▶ Exercise requirements
Copy each line of the data that has "CSAT" in it.

--------------------

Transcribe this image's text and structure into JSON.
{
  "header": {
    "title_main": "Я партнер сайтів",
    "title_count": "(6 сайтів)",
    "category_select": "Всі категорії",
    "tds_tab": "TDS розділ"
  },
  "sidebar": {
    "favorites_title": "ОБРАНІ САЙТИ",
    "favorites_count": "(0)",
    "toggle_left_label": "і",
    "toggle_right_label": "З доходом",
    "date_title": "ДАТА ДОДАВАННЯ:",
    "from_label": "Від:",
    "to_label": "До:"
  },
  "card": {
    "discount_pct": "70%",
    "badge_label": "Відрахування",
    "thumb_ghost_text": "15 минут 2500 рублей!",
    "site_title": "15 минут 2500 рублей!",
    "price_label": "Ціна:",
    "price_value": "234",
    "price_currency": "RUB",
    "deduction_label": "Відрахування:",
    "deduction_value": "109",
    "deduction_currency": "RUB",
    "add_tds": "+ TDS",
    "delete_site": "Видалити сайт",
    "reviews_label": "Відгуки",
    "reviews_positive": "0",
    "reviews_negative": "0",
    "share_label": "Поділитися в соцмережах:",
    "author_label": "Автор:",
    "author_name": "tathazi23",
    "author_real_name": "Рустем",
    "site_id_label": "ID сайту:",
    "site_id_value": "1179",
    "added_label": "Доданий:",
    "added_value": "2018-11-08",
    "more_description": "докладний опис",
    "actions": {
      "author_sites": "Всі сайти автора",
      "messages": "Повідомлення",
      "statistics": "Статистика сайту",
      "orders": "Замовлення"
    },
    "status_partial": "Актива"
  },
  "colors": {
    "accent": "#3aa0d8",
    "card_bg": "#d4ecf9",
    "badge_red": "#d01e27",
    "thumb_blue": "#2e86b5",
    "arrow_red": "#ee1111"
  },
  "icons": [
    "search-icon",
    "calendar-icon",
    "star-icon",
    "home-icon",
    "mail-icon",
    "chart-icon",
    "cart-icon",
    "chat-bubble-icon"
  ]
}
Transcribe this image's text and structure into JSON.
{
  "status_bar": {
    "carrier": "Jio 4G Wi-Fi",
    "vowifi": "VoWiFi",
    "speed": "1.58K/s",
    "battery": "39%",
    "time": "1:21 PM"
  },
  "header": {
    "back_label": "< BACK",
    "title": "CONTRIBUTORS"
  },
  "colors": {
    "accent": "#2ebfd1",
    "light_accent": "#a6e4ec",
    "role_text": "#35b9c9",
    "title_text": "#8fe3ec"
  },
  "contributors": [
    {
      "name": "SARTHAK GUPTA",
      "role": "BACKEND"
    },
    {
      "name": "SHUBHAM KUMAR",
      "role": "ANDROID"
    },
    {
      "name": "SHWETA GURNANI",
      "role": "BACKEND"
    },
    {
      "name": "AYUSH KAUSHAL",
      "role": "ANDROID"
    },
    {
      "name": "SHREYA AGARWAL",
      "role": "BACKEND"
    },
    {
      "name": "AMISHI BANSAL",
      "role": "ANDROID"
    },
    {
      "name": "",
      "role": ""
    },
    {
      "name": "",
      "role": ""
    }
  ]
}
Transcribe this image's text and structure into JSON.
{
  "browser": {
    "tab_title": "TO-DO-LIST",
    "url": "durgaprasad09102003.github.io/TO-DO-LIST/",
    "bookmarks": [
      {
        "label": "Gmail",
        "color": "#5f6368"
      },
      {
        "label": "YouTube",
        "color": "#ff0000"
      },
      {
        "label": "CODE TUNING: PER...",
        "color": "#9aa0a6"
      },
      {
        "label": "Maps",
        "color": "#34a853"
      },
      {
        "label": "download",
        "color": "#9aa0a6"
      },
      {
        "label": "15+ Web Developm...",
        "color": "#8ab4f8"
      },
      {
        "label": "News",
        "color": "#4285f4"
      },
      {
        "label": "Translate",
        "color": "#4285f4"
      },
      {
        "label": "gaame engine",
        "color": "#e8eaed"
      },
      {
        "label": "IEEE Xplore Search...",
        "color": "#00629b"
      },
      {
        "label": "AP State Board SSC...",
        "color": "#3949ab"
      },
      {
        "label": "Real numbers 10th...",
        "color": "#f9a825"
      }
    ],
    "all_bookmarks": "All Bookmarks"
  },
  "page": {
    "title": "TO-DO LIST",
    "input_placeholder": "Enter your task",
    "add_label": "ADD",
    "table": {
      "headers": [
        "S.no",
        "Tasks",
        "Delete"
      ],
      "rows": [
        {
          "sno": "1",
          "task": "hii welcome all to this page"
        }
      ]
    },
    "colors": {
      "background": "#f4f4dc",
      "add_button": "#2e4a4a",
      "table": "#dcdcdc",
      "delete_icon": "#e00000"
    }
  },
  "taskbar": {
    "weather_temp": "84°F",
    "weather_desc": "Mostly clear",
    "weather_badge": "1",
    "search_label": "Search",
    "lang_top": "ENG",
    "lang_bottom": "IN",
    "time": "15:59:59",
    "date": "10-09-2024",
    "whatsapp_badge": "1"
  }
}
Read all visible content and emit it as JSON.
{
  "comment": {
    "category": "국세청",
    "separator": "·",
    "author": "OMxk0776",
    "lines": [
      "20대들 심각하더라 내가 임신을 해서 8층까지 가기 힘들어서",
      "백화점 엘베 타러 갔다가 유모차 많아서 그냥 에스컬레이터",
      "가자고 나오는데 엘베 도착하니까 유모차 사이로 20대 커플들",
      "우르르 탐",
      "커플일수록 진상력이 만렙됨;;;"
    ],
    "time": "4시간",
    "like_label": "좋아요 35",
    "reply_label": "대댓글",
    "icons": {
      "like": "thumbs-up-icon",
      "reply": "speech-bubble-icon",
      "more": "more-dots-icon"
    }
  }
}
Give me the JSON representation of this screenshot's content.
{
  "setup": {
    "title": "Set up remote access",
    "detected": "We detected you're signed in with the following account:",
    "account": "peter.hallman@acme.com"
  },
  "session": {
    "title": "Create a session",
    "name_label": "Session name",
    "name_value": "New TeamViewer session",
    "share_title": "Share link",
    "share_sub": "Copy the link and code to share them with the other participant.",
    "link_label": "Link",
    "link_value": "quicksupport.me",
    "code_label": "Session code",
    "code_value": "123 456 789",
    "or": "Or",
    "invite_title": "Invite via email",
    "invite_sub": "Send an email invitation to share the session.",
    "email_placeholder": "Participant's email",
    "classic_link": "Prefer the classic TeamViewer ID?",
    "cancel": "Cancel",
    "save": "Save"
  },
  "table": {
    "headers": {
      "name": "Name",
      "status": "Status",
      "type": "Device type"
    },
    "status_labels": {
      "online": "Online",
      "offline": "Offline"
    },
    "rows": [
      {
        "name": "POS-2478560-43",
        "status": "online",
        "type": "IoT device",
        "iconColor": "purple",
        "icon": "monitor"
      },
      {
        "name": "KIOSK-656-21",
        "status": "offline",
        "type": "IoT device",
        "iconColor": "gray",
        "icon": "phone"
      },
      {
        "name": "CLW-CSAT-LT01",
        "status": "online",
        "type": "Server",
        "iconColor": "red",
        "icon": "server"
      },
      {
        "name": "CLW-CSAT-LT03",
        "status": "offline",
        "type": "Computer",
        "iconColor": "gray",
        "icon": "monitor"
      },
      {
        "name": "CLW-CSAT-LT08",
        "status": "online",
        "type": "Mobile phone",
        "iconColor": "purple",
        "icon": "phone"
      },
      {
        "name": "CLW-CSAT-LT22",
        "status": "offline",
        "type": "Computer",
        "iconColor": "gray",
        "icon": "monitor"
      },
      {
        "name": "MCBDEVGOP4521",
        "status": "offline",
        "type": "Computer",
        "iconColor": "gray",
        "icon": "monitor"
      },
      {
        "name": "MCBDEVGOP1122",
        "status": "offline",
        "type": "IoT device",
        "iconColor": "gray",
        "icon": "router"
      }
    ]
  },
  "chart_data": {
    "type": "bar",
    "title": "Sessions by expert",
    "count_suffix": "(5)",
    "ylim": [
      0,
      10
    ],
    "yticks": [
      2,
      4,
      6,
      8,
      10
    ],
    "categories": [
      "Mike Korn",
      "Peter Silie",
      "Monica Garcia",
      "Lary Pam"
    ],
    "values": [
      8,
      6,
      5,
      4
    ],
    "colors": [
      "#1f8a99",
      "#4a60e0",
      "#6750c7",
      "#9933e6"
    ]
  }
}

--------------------

▶ Final answer
        "name": "CLW-CSAT-LT01",
        "name": "CLW-CSAT-LT03",
        "name": "CLW-CSAT-LT08",
        "name": "CLW-CSAT-LT22",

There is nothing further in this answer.